Whirlygig – 26711 Pumpkin Ridge Rd., New Plymouth – The Whirlygig quilt block that hangs on the Equestrian Ridge Riding Stable will stun you. The vibrant purples set against black make this a quilt you will remember. It was painted by the staff of the Vinton County Visitors’ Center.
Airplane – 66285 Airport Rd. on the Vinton County Airport Shelterhouse – This colorful block features a red and yellow airplane soaring through a bright blue sky. While the airport shelterhouse is not a barn, it is an important location in the county and a highly visible place for local residents and visitors alike. This quilt was painted by visitors to the Vinton County Air Show.
Cross and Crowns – Bethel Rd., New Plymouth – The owner of this Bethel Rd. barn has close ties to the Cross and Crown quilt block as her last name is Crownover. The blue and white palette was also carefully chosen as it represents the colors of Crowntime Farm’s horse racing. This pattern was painted by the staff of the Vinton County Visitors’ Center.

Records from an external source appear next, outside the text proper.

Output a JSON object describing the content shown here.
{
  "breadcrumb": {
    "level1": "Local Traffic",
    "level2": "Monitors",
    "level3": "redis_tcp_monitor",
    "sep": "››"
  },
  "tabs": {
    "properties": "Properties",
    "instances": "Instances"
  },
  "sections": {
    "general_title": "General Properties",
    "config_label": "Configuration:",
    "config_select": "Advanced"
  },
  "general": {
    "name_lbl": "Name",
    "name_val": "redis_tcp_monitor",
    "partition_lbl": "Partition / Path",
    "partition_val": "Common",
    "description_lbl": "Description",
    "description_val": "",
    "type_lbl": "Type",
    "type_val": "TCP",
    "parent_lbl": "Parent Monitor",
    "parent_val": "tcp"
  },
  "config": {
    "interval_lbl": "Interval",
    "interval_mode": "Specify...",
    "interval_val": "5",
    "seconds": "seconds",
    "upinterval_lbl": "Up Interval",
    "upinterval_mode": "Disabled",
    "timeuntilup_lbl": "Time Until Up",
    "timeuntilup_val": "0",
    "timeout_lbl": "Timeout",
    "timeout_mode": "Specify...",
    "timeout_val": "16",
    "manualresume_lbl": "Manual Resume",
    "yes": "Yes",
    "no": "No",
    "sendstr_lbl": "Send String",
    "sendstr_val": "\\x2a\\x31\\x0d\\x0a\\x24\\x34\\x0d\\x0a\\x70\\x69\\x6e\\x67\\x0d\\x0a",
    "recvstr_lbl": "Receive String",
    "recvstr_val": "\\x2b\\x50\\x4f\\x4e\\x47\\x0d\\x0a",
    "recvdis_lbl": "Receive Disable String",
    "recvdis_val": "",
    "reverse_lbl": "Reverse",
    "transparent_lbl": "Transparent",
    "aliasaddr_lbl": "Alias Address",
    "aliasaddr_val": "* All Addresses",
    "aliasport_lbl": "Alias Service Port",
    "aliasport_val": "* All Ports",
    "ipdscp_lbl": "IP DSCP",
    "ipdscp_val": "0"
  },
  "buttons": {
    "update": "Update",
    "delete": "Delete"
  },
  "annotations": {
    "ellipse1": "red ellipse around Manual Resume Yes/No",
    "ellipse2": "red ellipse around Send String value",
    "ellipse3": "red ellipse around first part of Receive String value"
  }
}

Schoolhouse –The Old Swan School on St. Rt. 93 N. – This classic quilt block hangs on the Old Swan School, one of Vinton County’s few remaining one room schoolhouses. This little red schoolhouse pattern is a cheerful addition to the school and a meaningful one for many. The quilt was painted by the people who attended a reception in honor of Miss Dorothy Scott, a former teacher at the school, who recently released a book about her experience as an educator. Friends, relatives and former students helped to paint this block in red, blue, yellow and brown.
Farm Friendliness – 27384 St. Rt. 328, New Plymouth- This lovely farm has been owned by the same family for five generations. The barn that features the quilt pattern was noted on the deed at the time the farm was purchased in 1833. The barn was originally built on the ground but was raised onto a sandstone foundation around the turn of the Twentieth Century. This pattern was painted by members of the Vinton County Convention and Visitors’ Bureau Board of Trustees.
Anvil— 107 Commercial St., Zaleski— This quilt celebrates a piece of Zaleski’s history. The Anvil pattern hangs on the village’s original blacksmith shop. This yellow and blue pattern is a striking addition to the villagescape.
Shortcut To School — Wheelabout Rd. (Near Lake Hope State Park) This brightly colored quilt will make you want to buy crayons and head off for a day at school. Painted by park guests at Lake Hope State Park, this quilt hangs on the Hope School one-room schoolhouse. The school was constructed in 1931 and rehabilitated several years ago. It now serves as an interpretive center on Saturdays during the summer.
Horse Squares – 73930 Buck Lane, New Marshfield – The Horse Squares Quilt Barn is unlike any other in Vinton County. This red, white, and black pattern features a shadowy stallion that was painted by an artist friend of the barn owner. It hangs on a barn at Uncle Buck’s Riding Stable.
V-Block — 74815 U.S. Highway 50 – ‘V’ is for Vinton County! This quilt square was painted by members of the Zaleski Super Kids 4-H Club and is located on the grounds of ReUse Industries, a public business.
Please note: When viewing the Quilt Trail, use caution when slowing or stopping near a site. Stopping along busy roads can be dangerous and illegal. All sites are on private property and should be viewed from the public roads, unless otherwise indicated at the site or if it is a business open to the public. We are indebted to our barn hosts for their hospitality.
Athens also has Quilt Barns that you can tour. You can look at the links below to get more information.
Below are 9 Southeast Ohio Motorcycle Tours that can be driven in a car if you desire.
Ohios Windy 9 Map – 9 Southeast Ohio Motorcycle Routes